What you should do → Every record needs to be restated word for word.

-- Opening Marker --

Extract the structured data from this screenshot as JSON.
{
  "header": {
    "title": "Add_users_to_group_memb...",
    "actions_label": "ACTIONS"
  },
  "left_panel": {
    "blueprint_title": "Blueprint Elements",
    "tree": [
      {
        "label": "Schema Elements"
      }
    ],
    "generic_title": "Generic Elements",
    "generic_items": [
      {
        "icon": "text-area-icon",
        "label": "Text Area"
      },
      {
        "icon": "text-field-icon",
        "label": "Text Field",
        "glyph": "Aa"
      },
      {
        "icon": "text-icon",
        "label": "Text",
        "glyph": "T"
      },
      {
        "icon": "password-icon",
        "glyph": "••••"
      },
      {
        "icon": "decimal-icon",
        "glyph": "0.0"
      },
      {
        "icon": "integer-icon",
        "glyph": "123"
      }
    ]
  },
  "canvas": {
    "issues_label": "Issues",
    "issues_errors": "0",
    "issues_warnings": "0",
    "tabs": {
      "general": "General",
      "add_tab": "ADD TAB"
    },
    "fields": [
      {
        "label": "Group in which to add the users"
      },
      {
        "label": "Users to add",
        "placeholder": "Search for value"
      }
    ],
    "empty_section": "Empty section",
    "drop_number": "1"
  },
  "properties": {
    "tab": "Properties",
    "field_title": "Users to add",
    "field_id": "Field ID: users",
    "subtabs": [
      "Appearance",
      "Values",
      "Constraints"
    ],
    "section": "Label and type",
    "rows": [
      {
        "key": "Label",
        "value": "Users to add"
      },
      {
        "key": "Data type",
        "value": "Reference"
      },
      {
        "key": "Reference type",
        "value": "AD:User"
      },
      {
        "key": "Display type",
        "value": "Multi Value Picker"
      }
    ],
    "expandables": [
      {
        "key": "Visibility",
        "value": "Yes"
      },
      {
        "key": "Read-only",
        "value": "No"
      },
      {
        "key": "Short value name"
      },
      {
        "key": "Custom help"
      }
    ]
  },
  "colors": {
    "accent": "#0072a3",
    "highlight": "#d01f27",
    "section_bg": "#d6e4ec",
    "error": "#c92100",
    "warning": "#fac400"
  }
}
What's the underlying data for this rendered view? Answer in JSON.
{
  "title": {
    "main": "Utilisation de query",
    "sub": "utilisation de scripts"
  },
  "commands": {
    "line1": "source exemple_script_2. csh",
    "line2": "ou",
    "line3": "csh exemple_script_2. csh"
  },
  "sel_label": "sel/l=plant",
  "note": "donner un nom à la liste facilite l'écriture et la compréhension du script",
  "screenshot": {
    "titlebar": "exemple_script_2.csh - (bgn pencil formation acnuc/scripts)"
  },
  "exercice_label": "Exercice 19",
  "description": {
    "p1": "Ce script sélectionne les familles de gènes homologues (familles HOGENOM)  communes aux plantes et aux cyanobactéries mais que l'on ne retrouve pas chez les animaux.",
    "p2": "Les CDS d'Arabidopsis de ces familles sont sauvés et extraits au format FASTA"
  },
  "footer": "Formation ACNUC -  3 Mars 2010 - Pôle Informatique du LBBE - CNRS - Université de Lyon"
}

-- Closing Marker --

Result →
Extract the structured data from this screenshot as JSON.
{
  "header": {
    "title": "Add_users_to_group_memb...",
    "actions_label": "ACTIONS"
  },
  "left_panel": {
    "blueprint_title": "Blueprint Elements",
    "tree": [
      {
        "label": "Schema Elements"
      }
    ],
    "generic_title": "Generic Elements",
    "generic_items": [
      {
        "icon": "text-area-icon",
        "label": "Text Area"
      },
      {
        "icon": "text-field-icon",
        "label": "Text Field",
        "glyph": "Aa"
      },
      {
        "icon": "text-icon",
        "label": "Text",
        "glyph": "T"
      },
      {
        "icon": "password-icon",
        "glyph": "••••"
      },
      {
        "icon": "decimal-icon",
        "glyph": "0.0"
      },
      {
        "icon": "integer-icon",
        "glyph": "123"
      }
    ]
  },
  "canvas": {
    "issues_label": "Issues",
    "issues_errors": "0",
    "issues_warnings": "0",
    "tabs": {
      "general": "General",
      "add_tab": "ADD TAB"
    },
    "fields": [
      {
        "label": "Group in which to add the users"
      },
      {
        "label": "Users to add",
        "placeholder": "Search for value"
      }
    ],
    "empty_section": "Empty section",
    "drop_number": "1"
  },
  "properties": {
    "tab": "Properties",
    "field_title": "Users to add",
    "field_id": "Field ID: users",
    "subtabs": [
      "Appearance",
      "Values",
      "Constraints"
    ],
    "section": "Label and type",
    "rows": [
      {
        "key": "Label",
        "value": "Users to add"
      },
      {
        "key": "Data type",
        "value": "Reference"
      },
      {
        "key": "Reference type",
        "value": "AD:User"
      },
      {
        "key": "Display type",
        "value": "Multi Value Picker"
      }
    ],
    "expandables": [
      {
        "key": "Visibility",
        "value": "Yes"
      },
      {
        "key": "Read-only",
        "value": "No"
      },
      {
        "key": "Short value name"
      },
      {
        "key": "Custom help"
      }
    ]
  },
  "colors": {
    "accent": "#0072a3",
    "highlight": "#d01f27",
    "section_bg": "#d6e4ec",
    "error": "#c92100",
    "warning": "#fac400"
  }
}
What's the underlying data for this rendered view? Answer in JSON.
{
  "title": {
    "main": "Utilisation de query",
    "sub": "utilisation de scripts"
  },
  "commands": {
    "line1": "source exemple_script_2. csh",
    "line2": "ou",
    "line3": "csh exemple_script_2. csh"
  },
  "sel_label": "sel/l=plant",
  "note": "donner un nom à la liste facilite l'écriture et la compréhension du script",
  "screenshot": {
    "titlebar": "exemple_script_2.csh - (bgn pencil formation acnuc/scripts)"
  },
  "exercice_label": "Exercice 19",
  "description": {
    "p1": "Ce script sélectionne les familles de gènes homologues (familles HOGENOM)  communes aux plantes et aux cyanobactéries mais que l'on ne retrouve pas chez les animaux.",
    "p2": "Les CDS d'Arabidopsis de ces familles sont sauvés et extraits au format FASTA"
  },
  "footer": "Formation ACNUC -  3 Mars 2010 - Pôle Informatique du LBBE - CNRS - Université de Lyon"
}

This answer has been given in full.